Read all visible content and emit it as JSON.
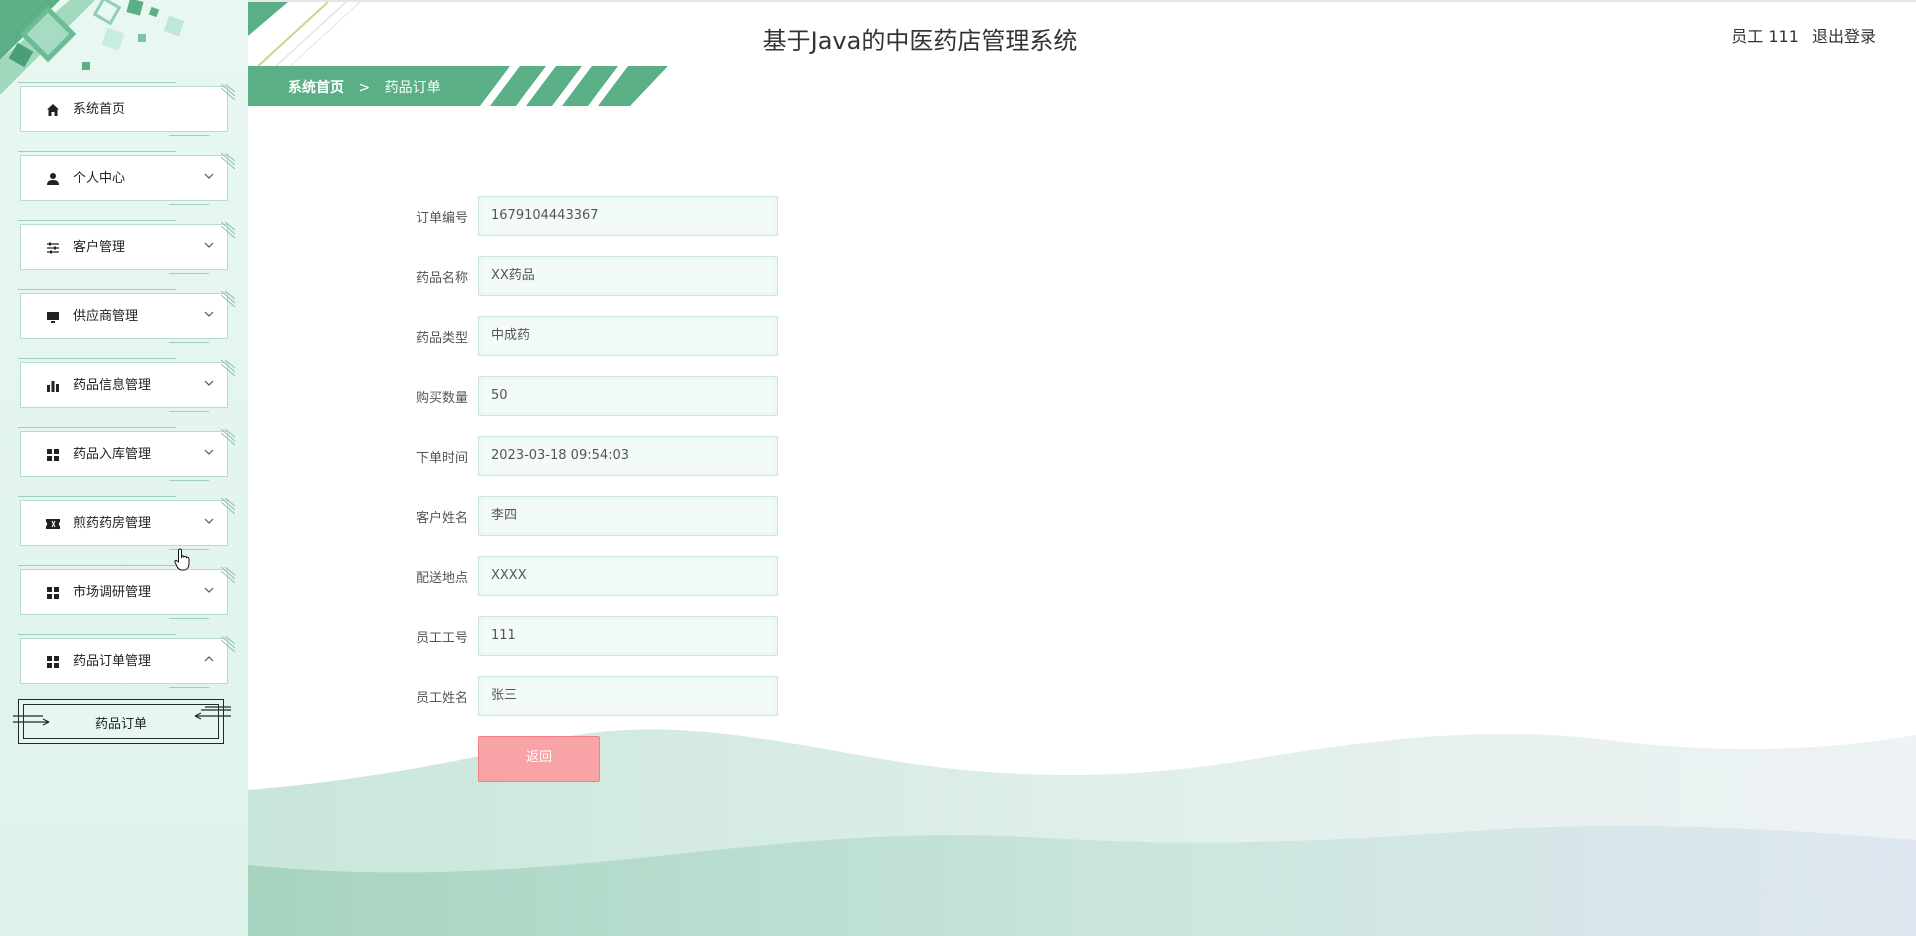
{
  "header": {
    "title": "基于Java的中医药店管理系统",
    "user_label": "员工 111",
    "logout_label": "退出登录"
  },
  "breadcrumb": {
    "home": "系统首页",
    "separator": ">",
    "current": "药品订单"
  },
  "sidebar": {
    "items": [
      {
        "label": "系统首页",
        "icon": "home-icon"
      },
      {
        "label": "个人中心",
        "icon": "user-icon"
      },
      {
        "label": "客户管理",
        "icon": "sliders-icon"
      },
      {
        "label": "供应商管理",
        "icon": "monitor-icon"
      },
      {
        "label": "药品信息管理",
        "icon": "bar-chart-icon"
      },
      {
        "label": "药品入库管理",
        "icon": "grid-icon"
      },
      {
        "label": "煎药药房管理",
        "icon": "ticket-icon"
      },
      {
        "label": "市场调研管理",
        "icon": "grid-icon"
      },
      {
        "label": "药品订单管理",
        "icon": "grid-icon"
      }
    ],
    "subitem": {
      "label": "药品订单"
    }
  },
  "form": {
    "fields": [
      {
        "label": "订单编号",
        "value": "1679104443367"
      },
      {
        "label": "药品名称",
        "value": "XX药品"
      },
      {
        "label": "药品类型",
        "value": "中成药"
      },
      {
        "label": "购买数量",
        "value": "50"
      },
      {
        "label": "下单时间",
        "value": "2023-03-18 09:54:03"
      },
      {
        "label": "客户姓名",
        "value": "李四"
      },
      {
        "label": "配送地点",
        "value": "XXXX"
      },
      {
        "label": "员工工号",
        "value": "111"
      },
      {
        "label": "员工姓名",
        "value": "张三"
      }
    ],
    "back_label": "返回"
  },
  "colors": {
    "accent": "#5aaf86",
    "sidebar_bg": "#e3f5ee",
    "input_border": "#cfe9df",
    "back_button": "#f8a3a6"
  }
}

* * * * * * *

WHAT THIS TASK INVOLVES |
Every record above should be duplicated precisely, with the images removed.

ANSWER SPACE |
Read all visible content and emit it as JSON.
{
  "header": {
    "title": "基于Java的中医药店管理系统",
    "user_label": "员工 111",
    "logout_label": "退出登录"
  },
  "breadcrumb": {
    "home": "系统首页",
    "separator": ">",
    "current": "药品订单"
  },
  "sidebar": {
    "items": [
      {
        "label": "系统首页",
        "icon": "home-icon"
      },
      {
        "label": "个人中心",
        "icon": "user-icon"
      },
      {
        "label": "客户管理",
        "icon": "sliders-icon"
      },
      {
        "label": "供应商管理",
        "icon": "monitor-icon"
      },
      {
        "label": "药品信息管理",
        "icon": "bar-chart-icon"
      },
      {
        "label": "药品入库管理",
        "icon": "grid-icon"
      },
      {
        "label": "煎药药房管理",
        "icon": "ticket-icon"
      },
      {
        "label": "市场调研管理",
        "icon": "grid-icon"
      },
      {
        "label": "药品订单管理",
        "icon": "grid-icon"
      }
    ],
    "subitem": {
      "label": "药品订单"
    }
  },
  "form": {
    "fields": [
      {
        "label": "订单编号",
        "value": "1679104443367"
      },
      {
        "label": "药品名称",
        "value": "XX药品"
      },
      {
        "label": "药品类型",
        "value": "中成药"
      },
      {
        "label": "购买数量",
        "value": "50"
      },
      {
        "label": "下单时间",
        "value": "2023-03-18 09:54:03"
      },
      {
        "label": "客户姓名",
        "value": "李四"
      },
      {
        "label": "配送地点",
        "value": "XXXX"
      },
      {
        "label": "员工工号",
        "value": "111"
      },
      {
        "label": "员工姓名",
        "value": "张三"
      }
    ],
    "back_label": "返回"
  },
  "colors": {
    "accent": "#5aaf86",
    "sidebar_bg": "#e3f5ee",
    "input_border": "#cfe9df",
    "back_button": "#f8a3a6"
  }
}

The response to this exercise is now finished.